October 2, 2013…The fifth edition of the DOE’s SSL Manufacturing Roadmap by Navigant is intended to provide a guide to key manufacturing R&D priorities. The Roadmap is a guide to industry to continue and improve capability, and to establish a strong role for the US. in SSL production. The DOE has reportedly funded $46 million in R&D projects along the SSL value chain. Notable DOE funded projects included: KLA-Tencor’s development of the Candela 8620 inspection system, Veeco Instruments’ development of the MaxBrightTM MOCVD multi-reactor system, and GE Lighting’s development of advanced phosphor deposition methods.
The Roadmap report explains that despite R&D successes, the industry has a long way to go before solid state lighting takes a large portion of the lighting market. In 2012 LED lighting saved about 71 trillion British thermal units (BTUs) of primary energy, according to a recently-released Department of Energy (DOE) report by Navigant. This savings translates to $675 million in cost savings for the end user. The previously released DOE report notes that currently, market penetration is quite modest. Among A-lamps the authors estimate that less than one percent of total units deployed are LED-based lamps. However, Strategies Unlimited reported that sales of LED lighting products increased by 26% from 2011 to 2012.
That previous Navigant report further concluded that the 71 trillion BTU savings represents only a tiny fraction of the total potential energy savings of about 3.9 quadrillion BTU (quads) assuming complete adoption of SSL. While complete adoption may be a long ways off, the potential highlights the importance of developing a robust, high capacity manufacturing capability for SSL. The report predicts that market adoption will likely accelerate as prices continue to fall several tens of percent per year. During this acceleration, unit sales are expected to increase at a much faster rate than revenues. In 2009, the DOE began its SSL manufacturing initiative to assist in the growth of production capability, reduce costs, and improve quality. The goal of this initiative has been and continues to be maximizing energy savings as soon as practical.
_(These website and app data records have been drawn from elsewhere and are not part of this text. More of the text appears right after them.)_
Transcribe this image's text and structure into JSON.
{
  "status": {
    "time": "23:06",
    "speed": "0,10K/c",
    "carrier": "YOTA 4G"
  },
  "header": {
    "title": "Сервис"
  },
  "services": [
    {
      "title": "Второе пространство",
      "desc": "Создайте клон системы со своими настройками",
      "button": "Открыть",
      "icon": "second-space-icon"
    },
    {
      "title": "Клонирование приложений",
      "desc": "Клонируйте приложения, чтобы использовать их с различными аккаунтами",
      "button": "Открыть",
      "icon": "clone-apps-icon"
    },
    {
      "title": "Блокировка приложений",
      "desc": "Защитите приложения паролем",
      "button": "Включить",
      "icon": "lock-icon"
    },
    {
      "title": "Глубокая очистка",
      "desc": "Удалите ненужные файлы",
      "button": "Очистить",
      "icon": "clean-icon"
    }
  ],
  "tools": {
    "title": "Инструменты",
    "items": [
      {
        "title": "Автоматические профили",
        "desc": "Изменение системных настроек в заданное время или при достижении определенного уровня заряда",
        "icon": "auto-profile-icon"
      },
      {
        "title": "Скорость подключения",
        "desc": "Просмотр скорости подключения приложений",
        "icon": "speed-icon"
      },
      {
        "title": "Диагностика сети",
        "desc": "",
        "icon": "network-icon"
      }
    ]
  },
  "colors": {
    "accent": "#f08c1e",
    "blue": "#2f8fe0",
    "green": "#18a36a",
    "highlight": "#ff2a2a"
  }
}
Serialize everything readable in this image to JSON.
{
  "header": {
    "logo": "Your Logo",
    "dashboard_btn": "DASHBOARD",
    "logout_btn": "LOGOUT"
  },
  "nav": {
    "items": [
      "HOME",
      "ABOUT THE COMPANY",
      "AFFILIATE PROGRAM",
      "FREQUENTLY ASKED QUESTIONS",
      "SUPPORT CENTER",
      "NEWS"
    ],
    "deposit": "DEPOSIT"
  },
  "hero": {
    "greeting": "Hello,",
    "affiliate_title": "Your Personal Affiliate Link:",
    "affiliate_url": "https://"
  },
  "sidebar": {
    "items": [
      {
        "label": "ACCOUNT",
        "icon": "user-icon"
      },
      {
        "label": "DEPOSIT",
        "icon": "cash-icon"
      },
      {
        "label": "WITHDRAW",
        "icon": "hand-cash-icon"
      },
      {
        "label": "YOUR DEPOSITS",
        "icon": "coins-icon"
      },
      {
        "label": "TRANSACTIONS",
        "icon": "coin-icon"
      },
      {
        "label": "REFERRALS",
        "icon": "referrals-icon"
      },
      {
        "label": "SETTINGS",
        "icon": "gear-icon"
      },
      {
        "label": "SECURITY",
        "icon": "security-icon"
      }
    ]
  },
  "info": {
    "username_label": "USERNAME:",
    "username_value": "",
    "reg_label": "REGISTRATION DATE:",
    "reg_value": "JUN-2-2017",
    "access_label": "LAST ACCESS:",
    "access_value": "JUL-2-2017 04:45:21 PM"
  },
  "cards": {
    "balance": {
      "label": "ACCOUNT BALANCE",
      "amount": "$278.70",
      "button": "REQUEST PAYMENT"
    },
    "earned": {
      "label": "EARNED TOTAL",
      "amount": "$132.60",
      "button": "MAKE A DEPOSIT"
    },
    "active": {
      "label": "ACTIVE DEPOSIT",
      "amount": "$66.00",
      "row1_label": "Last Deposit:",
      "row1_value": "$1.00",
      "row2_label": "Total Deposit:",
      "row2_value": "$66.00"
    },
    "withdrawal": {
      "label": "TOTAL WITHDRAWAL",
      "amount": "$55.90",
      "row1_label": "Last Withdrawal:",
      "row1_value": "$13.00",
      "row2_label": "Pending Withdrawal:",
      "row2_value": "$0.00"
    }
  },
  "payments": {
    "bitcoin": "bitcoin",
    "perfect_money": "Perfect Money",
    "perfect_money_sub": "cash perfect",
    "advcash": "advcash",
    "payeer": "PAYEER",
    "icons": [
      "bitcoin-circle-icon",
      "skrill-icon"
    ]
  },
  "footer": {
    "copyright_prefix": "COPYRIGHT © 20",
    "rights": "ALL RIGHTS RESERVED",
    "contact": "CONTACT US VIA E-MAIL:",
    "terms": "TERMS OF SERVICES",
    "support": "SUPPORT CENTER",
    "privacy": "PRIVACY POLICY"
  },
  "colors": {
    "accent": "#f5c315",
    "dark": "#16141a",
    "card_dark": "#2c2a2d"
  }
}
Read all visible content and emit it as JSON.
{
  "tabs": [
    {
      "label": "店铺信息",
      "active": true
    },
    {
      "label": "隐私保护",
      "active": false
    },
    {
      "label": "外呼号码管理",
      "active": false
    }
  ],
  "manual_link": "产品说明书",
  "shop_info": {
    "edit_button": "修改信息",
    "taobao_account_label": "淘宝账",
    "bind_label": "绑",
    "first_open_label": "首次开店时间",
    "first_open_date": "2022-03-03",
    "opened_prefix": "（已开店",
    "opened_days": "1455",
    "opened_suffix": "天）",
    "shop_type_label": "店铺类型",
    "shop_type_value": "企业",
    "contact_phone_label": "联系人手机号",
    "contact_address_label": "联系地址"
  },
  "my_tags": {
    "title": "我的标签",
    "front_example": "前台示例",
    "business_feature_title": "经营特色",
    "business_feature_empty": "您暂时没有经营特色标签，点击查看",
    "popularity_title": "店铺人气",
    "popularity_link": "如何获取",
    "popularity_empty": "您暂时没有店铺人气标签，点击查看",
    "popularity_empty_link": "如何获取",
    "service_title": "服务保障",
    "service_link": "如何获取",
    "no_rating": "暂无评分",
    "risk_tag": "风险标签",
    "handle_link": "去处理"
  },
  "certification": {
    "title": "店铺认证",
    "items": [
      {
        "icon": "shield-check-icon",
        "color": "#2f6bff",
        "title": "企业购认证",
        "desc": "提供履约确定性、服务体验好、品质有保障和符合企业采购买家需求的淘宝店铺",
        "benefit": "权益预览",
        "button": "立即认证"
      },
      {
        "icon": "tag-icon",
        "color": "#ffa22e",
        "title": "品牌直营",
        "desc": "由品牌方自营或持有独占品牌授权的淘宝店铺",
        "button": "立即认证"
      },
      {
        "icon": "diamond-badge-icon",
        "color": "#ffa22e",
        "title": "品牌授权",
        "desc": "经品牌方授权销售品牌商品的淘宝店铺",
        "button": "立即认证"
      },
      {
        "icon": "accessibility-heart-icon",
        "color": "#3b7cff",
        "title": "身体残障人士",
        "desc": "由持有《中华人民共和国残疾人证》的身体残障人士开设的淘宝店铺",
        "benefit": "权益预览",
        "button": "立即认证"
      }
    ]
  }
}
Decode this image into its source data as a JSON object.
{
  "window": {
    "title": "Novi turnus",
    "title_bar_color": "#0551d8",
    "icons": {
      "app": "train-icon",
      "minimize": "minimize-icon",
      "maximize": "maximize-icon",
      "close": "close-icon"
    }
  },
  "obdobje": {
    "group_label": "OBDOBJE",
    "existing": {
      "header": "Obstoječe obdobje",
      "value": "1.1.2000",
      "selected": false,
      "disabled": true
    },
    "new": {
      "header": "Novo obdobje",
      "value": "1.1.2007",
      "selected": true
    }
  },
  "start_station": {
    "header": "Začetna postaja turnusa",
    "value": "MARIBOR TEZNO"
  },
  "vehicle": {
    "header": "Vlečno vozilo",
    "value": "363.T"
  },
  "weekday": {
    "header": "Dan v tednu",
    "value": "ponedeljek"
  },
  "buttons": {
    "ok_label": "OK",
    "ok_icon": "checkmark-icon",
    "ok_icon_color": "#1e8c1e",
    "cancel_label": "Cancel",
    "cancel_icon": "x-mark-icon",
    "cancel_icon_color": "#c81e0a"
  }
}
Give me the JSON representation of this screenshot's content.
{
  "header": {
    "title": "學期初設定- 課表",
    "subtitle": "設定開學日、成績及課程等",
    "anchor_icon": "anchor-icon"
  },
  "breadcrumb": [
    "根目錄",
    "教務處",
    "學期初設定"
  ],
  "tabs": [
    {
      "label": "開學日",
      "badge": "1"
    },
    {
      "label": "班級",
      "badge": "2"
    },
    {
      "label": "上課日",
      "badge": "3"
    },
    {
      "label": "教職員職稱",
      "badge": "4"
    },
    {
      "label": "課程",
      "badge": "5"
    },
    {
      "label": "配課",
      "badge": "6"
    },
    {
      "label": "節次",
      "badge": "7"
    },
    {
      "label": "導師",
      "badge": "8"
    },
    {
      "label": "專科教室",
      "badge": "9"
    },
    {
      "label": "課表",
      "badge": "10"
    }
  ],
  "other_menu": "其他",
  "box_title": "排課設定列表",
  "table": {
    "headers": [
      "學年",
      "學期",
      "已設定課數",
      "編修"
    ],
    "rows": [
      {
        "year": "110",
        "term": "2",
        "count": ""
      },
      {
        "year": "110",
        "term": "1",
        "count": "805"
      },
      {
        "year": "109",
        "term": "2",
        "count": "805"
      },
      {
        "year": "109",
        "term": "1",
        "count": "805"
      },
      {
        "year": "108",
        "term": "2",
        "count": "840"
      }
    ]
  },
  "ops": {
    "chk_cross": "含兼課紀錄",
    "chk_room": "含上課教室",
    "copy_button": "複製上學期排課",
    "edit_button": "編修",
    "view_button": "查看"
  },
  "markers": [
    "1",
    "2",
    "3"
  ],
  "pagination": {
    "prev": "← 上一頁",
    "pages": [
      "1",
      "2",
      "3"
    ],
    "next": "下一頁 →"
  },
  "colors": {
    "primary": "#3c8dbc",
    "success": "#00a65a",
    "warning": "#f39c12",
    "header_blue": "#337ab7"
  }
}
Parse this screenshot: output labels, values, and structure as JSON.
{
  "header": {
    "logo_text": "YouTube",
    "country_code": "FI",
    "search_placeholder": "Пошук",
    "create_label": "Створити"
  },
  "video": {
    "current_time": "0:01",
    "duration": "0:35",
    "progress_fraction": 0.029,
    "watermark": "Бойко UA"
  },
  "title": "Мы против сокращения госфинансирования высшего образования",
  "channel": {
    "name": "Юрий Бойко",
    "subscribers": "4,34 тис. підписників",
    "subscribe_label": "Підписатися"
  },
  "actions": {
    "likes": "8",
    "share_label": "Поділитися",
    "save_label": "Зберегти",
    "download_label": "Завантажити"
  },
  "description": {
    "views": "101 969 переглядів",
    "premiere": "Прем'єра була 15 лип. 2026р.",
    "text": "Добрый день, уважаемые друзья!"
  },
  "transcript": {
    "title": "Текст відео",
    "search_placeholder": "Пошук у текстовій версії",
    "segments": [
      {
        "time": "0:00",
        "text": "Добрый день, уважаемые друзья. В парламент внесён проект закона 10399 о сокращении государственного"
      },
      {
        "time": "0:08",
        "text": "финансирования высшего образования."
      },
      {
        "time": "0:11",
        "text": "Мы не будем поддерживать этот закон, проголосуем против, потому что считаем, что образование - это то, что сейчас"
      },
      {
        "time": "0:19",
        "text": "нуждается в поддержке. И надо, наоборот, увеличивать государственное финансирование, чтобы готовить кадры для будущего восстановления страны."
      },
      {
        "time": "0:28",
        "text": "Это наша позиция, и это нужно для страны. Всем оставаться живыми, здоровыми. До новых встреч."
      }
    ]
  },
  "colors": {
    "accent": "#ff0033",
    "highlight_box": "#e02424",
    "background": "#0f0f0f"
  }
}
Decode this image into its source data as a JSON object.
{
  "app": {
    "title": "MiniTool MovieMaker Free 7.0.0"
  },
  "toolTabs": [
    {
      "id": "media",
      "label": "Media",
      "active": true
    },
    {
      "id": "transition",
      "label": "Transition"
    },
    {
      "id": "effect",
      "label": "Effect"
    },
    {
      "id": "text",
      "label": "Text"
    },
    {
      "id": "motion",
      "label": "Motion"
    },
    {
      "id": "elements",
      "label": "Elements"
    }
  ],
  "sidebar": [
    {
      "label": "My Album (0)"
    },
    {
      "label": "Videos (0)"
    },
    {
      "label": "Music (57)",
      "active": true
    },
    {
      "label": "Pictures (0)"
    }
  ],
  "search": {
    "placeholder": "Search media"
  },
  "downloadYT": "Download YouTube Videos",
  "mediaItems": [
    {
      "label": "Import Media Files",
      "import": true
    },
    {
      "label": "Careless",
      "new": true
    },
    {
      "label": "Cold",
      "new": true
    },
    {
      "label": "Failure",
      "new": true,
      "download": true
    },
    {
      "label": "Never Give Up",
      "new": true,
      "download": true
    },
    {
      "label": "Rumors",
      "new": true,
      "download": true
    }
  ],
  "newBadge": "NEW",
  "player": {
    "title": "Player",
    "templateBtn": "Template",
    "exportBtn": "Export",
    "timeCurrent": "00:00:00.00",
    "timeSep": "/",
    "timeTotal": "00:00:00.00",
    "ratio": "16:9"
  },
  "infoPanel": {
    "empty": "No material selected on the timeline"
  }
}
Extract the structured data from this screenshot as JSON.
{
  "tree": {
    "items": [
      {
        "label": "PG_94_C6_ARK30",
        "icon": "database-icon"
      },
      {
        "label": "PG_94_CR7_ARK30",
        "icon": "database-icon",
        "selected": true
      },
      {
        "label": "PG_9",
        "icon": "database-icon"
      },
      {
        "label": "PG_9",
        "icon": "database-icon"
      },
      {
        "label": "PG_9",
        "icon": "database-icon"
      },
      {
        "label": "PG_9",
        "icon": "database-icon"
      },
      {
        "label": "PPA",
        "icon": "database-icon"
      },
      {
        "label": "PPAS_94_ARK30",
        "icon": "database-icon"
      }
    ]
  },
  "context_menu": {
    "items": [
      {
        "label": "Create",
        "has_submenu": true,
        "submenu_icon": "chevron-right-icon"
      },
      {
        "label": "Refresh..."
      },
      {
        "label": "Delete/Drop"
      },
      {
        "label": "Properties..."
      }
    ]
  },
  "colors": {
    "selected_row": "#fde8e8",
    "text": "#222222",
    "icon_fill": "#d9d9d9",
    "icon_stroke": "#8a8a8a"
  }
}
Thus far the DOE projects cover much of the value chain of SSL production, including not only process improvements but also manufacturing equipment, materials, testing, and designs for low cost. Further, projects include both the now rapidly expanding LED technology and also the still-nascent OLED lighting approach. The DOE held a series of “round-table” discussions to identify priority tasks appropriate for funding. The discussions of invited experts reviewed the state-of SSL technology development and areas for improvement. The discussions are followed by the annual SSL Manufacturing Workshop, which was held this June in Boston, MA.
The Manufacturing Workshop concluded that LED manufacturing has benefited greatly from the rapid growth in LED-backlit displays. Therefore, there is less of a need for attention on the basic LED chip manufacturing equipment and process. The most important R&D needs are more specific to lighting. The workshop further found that luminaire manufacturing is changing dramatically in response to the new technology, with less emphasis on the lamp-fixture paradigm and increasing emphasis on integrated luminaires to minimize cost and maximize efficacy. The workshop recommended that highly flexible luminaire and module manufacturing will need to be able to accommodate the enormous variety of designs demanded by customers for multiple applications; lines will need to be efficient and cost-effective even with relatively low numbers for any given code. This may call for innovative methods and equipment. Color mixing solutions reportedly have potential, but much basic work remains to make that practical. Phoshor converted blue light, the workhorse for current lighting, still has potential for energy efficiency improvement and cost reduction in that technology.
The DOE notes that OLED technology is not nearly as evolved and advanced as LED lighting in terms of cost, efficiency, and manufacturing scale. According to the Workshop findings, manufacturers of OLEDs in particular need high yield processes and innovative approaches. The workshop recommended that OLED manufacturers improve their material supply of integrated substrates and encapsulation.
The Roadmap concluded that right now the biggest challenge for LED lighting is to expand to accommodate demand; the biggest challenge for OLEDs is to settle on an acceptable, cost-effective manufacturing processes and build demand.